(Entries from a dataset of interfaces)
Start of Block

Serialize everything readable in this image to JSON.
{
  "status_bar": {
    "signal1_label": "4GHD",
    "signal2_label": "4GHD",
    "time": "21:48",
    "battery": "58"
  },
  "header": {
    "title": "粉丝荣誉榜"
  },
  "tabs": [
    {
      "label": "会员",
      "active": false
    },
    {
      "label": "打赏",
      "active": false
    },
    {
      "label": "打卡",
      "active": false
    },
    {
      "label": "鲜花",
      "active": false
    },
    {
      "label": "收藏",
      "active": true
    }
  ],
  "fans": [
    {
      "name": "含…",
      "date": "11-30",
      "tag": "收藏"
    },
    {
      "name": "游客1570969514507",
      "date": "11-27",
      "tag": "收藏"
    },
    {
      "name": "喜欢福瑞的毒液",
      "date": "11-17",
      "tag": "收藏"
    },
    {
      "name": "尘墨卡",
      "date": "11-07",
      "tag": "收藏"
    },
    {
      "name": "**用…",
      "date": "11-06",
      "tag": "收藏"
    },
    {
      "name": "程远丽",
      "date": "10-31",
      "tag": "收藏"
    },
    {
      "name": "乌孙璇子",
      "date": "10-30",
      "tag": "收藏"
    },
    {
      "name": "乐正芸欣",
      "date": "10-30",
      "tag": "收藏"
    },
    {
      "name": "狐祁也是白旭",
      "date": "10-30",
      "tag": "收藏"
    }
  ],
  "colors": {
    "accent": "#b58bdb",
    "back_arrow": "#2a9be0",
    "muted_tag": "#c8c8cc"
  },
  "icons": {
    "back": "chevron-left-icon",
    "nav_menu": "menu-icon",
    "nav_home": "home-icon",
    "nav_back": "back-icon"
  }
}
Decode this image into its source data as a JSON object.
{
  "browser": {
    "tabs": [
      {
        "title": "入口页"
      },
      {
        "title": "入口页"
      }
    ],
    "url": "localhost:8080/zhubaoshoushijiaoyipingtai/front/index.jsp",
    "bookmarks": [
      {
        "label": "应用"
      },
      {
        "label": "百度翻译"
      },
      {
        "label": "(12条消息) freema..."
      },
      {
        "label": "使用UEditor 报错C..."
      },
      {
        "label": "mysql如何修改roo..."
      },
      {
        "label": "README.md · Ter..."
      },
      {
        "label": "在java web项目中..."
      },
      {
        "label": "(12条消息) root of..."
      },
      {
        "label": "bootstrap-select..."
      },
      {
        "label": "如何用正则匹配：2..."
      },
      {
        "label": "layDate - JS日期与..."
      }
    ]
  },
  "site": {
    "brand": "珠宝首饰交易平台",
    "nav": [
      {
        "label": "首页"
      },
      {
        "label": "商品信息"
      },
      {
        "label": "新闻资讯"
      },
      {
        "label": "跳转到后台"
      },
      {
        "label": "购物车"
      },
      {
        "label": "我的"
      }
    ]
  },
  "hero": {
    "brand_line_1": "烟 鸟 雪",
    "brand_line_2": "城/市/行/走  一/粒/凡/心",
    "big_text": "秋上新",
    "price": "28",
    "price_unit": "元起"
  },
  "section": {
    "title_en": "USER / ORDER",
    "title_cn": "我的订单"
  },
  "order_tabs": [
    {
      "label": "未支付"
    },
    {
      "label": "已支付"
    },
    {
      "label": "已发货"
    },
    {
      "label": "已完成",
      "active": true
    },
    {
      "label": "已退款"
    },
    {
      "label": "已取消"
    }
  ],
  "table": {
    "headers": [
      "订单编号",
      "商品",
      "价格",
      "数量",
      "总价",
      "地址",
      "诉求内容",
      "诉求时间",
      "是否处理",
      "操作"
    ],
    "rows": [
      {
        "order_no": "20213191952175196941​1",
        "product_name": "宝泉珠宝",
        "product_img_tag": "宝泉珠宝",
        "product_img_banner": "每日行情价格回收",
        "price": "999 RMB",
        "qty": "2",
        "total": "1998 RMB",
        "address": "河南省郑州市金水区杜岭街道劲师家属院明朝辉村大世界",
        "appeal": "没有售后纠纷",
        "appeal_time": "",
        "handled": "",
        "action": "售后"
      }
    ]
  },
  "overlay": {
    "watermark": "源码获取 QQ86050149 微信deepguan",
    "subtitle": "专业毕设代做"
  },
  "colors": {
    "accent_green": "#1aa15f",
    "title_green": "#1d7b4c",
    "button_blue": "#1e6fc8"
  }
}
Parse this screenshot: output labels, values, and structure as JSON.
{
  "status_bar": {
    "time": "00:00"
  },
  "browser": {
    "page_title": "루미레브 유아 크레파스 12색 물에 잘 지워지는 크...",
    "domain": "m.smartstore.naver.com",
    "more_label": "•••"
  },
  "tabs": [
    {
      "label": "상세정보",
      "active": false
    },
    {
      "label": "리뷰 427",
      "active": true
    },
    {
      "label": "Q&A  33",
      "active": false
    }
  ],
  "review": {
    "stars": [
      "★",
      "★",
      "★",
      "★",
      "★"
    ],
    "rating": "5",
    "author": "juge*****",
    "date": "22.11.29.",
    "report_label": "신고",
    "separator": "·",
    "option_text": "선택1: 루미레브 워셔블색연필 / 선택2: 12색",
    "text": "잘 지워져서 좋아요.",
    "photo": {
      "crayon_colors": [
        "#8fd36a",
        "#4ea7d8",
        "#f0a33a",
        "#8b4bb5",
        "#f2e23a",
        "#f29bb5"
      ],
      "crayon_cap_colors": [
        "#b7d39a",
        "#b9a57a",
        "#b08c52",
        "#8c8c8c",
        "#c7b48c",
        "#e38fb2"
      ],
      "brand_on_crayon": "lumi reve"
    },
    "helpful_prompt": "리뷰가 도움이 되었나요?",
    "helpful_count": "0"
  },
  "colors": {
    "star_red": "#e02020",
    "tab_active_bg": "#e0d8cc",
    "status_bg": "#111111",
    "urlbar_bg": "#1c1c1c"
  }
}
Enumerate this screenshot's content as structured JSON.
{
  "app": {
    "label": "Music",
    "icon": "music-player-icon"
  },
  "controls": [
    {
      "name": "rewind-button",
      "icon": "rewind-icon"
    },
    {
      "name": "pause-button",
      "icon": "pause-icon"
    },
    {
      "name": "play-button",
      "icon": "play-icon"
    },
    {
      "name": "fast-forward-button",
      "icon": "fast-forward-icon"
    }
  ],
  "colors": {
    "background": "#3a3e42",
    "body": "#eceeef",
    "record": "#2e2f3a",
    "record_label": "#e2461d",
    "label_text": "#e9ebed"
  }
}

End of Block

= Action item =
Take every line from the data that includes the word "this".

= Your solution =
Serialize everything readable in this image to JSON.
Decode this image into its source data as a JSON object.
Parse this screenshot: output labels, values, and structure as JSON.
Enumerate this screenshot's content as structured JSON.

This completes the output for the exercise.